sleep medicine has very specific clinical boxes that must be checked for a patient to receive a diagnosis of insomnia. For now, these are:

  • Dissatisfaction with sleep quantity or quality (e.g., difficulty falling asleep, staying sleep, early-morning awakening)
  • Suffering significant distress or daytime impairment
  • Has insomnia at least three nights each week for more than three months
  • Does not have any coexisting mental disorders or medical conditions that could otherwise cause what appears to be insomnia.


Narcolepsy is considered to be a neurological disorder, meaning that its origins are within the central nervous system, specifically the brain. The condition usually emerges between ages ten and twenty years. There is some genetic basis to narcolepsy, but it is not inherited. Instead, the genetic cause appears to be a mutation, so the disorder is not passed from parent to child. However, gene mutations, at least as we currently understand them in the context of this disorder, do not explain all incidences of narcolepsy. Other triggers remain to be identified. Narcolepsy is also not unique to humans, with numerous other mammals expressing the disorder.

There are at least three core symptoms that make up the disorder: (1) excessive daytime sleepiness, (2) sleep paralysis, and (3) cataplexy.

The first symptom of excessive daytime sleepiness is often the most disruptive and problematic to the quality of day-to-day life for narcoleptic patients. It involves daytime sleep attacks: overwhelming,

Sleep Apnea

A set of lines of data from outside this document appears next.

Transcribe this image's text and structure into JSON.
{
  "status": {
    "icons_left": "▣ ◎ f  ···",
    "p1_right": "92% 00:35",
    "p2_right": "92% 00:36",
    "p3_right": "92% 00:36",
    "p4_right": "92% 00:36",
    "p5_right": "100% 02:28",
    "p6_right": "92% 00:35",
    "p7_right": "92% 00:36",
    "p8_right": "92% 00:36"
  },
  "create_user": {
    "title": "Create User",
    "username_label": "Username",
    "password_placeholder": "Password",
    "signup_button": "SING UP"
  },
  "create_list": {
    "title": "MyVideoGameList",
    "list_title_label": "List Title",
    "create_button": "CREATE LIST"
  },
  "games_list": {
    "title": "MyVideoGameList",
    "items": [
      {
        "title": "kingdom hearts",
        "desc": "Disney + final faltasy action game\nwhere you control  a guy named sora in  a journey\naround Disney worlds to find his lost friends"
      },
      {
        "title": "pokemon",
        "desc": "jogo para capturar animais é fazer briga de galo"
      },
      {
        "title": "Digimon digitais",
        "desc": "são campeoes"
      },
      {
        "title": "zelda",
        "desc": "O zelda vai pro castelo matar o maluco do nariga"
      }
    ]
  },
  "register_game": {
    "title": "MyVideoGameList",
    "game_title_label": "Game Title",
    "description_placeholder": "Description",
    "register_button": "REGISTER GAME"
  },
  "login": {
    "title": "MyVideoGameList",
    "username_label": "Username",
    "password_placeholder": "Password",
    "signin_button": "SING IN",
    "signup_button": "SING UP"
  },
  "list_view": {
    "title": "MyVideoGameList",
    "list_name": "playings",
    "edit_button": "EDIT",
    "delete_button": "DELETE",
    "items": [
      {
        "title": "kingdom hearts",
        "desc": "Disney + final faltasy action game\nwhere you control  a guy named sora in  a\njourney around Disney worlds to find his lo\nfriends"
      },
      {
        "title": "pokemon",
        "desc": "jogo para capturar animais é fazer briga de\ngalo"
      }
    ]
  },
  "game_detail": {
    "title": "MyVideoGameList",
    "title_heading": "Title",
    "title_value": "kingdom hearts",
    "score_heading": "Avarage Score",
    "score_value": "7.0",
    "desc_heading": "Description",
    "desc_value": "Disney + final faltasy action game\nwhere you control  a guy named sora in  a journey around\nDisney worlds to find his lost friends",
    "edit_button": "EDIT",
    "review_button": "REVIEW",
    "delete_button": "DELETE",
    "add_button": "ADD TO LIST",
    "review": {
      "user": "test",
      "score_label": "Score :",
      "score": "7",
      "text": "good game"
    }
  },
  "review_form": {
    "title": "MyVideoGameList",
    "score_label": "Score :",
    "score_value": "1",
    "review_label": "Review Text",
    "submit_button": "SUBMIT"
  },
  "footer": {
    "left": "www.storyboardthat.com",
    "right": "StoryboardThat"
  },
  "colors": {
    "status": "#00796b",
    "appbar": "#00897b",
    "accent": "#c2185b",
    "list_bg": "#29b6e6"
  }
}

Our brains use a lot of oxygen. Despite our brains weighing only about six pounds, they use a full 20 percent of our body’s oxygen. If oxygen is oil, ourbrain is the United States—highly dependent. Because of this dependence, our brain gets cranky when it is deprived. When someone has sleep apnea, she is repeatedly depriving her brain of oxygen throughout the night. In some cases, these spells of not breathing can happen twenty, forty, sixty times per hour or more. Much more in some cases.

So how does this relate to sleep? Simple. With each breathing disturbance, your brain has a decision to make. Stay asleep and let the suffocation continue or wake up and take a breath.

When an individual is struggling to breathe and waking up to make it happen, it is difficult to descend into deep stages of sleep.

When you stop breathing, several things happen. Levels of oxygen within your body start to fall. When you go to the doctor and she puts the little red light on your finger, she is measuring oxygen levels in your blood. In addition to oxygen levels dropping, carbon dioxide levels rise, as you are not breathing to expel this waste gas.

Your brain is constantly monitoring these levels of oxygen and carbon dioxide, in an effort to maintain balance within your body. When the balance is disturbed from sleep apnea, the body employs a strategy for helping ensure your respiration and continued survival: Your brain essentially scares you awake soyou start breathing. Think of all the other things that go along with being scared: rapid heart rate, anxiety, a bump in blood pressure. Yep, they are there too!